The homicide sergeant glanced around the bedroom. It was a far cry from the obsessive neatness of the rest of the house. There were broken fixtures, scattered furniture, and a crunchy coating of shattered picture glass covering the carpet. "Quite a fight," he muttered. On the bed lay the body of Reece Cutter, a sales rep just returned from a business trip. He'd been stabbed through with an ornamental sword torn down from the bedroom wall.
The victim's brother was contacted at work, halfway across town. Earlier in the day Broderick Cutter had picked Reece up at the airport. "As soon as we got in, Reece went up to his bedroom and unpacked everything. We talked. Then I had to get to work. My shift starts at seven. Reece's wife was coming over later. Marjorie wanted Reece to sign divorce papers, but he kept refusing. I guess she doesn't have to worry about that now."
Marjorie Cutter confirmed the appointment. "I got there around 7:30 P.M." The sergeant noted that this was a full hour after Broderick had left. "I knocked and knocked, but Reece didn't answer. I figured he was just being childish—trying to avoid me."
The last person to actually speak to the victim was the manager at Parcheesi Pizza. "Around seven, Mr. Cutter called in an order: his usual ham and pineapple. He sounded nervous, not quite himself. Billy delivered it. Billy's not in any trouble, is he?"
It was Billy who discovered the body. "The front door was unlocked," the antagonistic pizza driver testified. "I wasn't about to be stood up, especially not for ham and pineapple. Yuck! So, I went inside. At first I didn't think anyone was around. And then I saw the bedroom."
The sergeant finished examining the crime scene. He opened the closet, saw the neatly hung suits and shirts, then removed the suitcase from a shelf. It was empty and immaculate, except for a tiny shard of glass caught in a side pouch. "I think we have our killer."
Whom does the sergeant suspect? And why?
The whodunit above was provided by American mystery fiction author Hy Conrad.

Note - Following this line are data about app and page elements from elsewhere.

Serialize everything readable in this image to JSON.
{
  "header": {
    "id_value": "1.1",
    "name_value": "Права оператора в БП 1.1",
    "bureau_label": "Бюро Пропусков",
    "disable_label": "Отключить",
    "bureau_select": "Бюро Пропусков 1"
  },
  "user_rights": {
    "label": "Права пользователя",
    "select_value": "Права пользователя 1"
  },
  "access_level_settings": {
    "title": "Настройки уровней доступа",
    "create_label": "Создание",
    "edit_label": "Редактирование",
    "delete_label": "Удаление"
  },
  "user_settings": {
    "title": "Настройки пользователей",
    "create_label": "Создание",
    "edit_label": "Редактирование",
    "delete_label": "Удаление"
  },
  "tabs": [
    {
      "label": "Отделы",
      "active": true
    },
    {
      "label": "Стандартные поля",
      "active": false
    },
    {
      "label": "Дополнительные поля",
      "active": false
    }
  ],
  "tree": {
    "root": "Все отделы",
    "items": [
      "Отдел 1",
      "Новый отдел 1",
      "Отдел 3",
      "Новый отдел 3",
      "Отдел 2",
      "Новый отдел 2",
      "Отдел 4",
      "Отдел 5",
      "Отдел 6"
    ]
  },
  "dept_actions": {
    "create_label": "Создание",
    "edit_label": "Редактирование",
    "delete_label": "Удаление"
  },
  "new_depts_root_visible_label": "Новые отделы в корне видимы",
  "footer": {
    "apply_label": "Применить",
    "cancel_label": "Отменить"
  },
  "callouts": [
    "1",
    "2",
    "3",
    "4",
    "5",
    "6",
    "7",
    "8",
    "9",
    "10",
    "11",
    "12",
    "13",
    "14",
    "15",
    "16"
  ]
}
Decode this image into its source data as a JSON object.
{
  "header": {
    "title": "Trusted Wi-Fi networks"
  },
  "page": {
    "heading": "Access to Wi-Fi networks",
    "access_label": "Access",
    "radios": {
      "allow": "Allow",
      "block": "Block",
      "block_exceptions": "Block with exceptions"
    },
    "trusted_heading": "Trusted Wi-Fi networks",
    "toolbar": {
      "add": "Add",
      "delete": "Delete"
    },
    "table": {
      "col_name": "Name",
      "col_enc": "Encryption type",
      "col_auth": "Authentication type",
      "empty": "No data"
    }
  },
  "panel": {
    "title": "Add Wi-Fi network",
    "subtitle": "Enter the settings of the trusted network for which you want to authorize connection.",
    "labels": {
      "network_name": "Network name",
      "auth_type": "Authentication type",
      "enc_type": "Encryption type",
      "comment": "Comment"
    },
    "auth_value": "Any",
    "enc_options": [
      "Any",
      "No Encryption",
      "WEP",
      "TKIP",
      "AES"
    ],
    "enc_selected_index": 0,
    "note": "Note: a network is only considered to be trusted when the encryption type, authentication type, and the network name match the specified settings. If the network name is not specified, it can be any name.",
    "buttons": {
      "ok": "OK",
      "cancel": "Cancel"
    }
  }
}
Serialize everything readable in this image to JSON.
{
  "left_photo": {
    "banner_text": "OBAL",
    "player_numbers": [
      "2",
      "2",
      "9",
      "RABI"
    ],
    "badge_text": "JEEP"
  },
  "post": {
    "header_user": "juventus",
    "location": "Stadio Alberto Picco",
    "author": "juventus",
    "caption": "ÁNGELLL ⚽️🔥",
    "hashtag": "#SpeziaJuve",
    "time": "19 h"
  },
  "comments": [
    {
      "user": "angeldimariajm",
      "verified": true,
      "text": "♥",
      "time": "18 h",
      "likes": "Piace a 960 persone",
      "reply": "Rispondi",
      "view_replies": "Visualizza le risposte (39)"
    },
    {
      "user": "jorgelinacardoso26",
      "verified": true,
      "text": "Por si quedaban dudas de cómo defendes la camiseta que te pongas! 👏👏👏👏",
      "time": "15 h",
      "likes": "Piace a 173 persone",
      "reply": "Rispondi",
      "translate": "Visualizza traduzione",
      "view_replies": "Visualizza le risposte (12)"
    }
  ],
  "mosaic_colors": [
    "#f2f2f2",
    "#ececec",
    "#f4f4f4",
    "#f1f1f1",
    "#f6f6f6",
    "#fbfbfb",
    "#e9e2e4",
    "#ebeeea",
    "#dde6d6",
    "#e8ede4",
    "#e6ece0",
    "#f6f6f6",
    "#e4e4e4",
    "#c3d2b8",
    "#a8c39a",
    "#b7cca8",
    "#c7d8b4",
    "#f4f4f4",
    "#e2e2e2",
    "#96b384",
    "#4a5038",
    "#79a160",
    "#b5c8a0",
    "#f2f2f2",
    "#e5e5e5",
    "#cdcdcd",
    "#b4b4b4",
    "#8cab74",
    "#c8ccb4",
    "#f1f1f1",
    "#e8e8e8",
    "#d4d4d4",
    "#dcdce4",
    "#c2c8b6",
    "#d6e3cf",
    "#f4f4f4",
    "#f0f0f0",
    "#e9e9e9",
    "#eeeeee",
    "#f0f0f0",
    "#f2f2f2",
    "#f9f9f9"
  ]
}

In addition to his work in mystery and crime puzzles, Hy was also one of the original writers for the groundbreaking TV series Monk.